Saturday 14th.

Monday. 16th.

Sunday. 15th. CFA Sunday. 15th. CFA
Sunday. 15th.

The morning was clear and cold. We determined to go to Medford, according to promise while this fair weather lasted. Accordingly we started after breakfast as we did on last Sunday, arriving there just before time to attend Divine Service. I went morning and afternoon and heard Mr. Stetson deliver what I did not doubt were sensible Sermons, if I had been sufficiently fortunate to have been able to have attended to them but I was not. My attention would not turn as I would have it so I was fain to give up the Contest and a judgment. Mr. Brooks was much pleased with the Sermon. The day passed otherwise without any thing worthy of notice. I wasted as much time as I always do.

In the evening as Abby was anxious to make some visits among her Medford acquaintance, her father and I accompanied her to Mr. Stetson’s in the first place, where we saw the Parson in his prime condition and his small Wife. They were as usual, the former a wriggling nervous man of sense, the latter a very quiet unmeaning woman. We soon left there and went to Miss Osgoods, two Maiden ladies, daughters of the old Parson,1 who take after him in manners and in drawl, but appear to be tolerably intelligent from the small opportunity I have of judging of them. We went from there to see Mr. and Mrs. Hall with whom we spent over an hour.2 We thus accomplished an 77evening’s work. This business is a little irksome to me, but it is proper and I consider it one of those fitting sacrifices of the married State which I have made perhaps as much for my own good as the general one. We returned home late in the evening and retired soon afterwards.

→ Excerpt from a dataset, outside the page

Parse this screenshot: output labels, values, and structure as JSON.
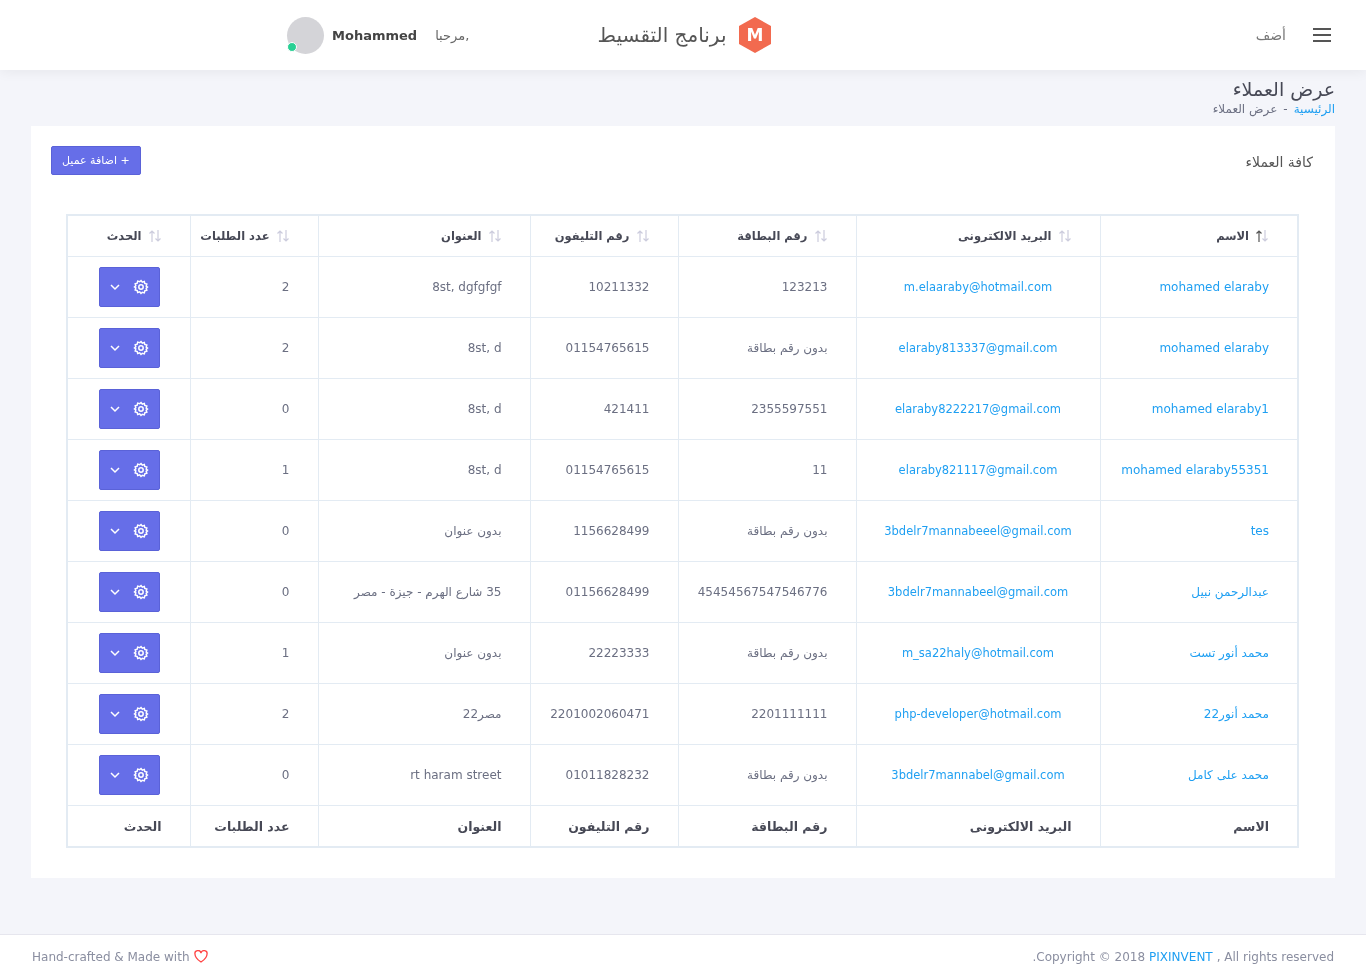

Dr. David Osgood, Stetson’s predecessor as minister at Medford, had two unmarried daughters, Lucy and Elizabeth. See Medford Historical Register, 2 (1899): 106–118; Brooks, Farm Journal, 12 March 1830.

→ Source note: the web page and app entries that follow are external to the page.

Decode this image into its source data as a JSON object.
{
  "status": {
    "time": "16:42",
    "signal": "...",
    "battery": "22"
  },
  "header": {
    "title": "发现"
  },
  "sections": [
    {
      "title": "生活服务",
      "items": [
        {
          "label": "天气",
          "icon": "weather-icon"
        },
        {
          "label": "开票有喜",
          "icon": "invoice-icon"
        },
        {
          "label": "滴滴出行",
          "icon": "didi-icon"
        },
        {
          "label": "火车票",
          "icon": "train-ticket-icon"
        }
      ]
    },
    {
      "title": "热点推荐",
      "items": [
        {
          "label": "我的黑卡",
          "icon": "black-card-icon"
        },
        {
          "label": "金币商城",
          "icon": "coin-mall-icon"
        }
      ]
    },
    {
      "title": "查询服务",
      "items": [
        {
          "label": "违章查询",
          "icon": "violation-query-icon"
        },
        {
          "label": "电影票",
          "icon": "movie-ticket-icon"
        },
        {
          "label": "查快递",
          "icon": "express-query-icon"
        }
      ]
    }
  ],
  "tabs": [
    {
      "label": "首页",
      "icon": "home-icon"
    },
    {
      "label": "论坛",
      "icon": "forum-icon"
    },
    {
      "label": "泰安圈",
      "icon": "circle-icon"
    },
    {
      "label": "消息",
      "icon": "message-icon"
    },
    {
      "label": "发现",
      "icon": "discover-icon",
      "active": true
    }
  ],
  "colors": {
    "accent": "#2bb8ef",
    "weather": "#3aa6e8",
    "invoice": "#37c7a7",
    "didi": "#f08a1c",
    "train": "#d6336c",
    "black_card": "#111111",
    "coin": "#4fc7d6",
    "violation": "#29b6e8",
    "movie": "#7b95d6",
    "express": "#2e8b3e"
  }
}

On Nathaniel Hall and his wife Joanna, see above, entry for 8 Nov., note.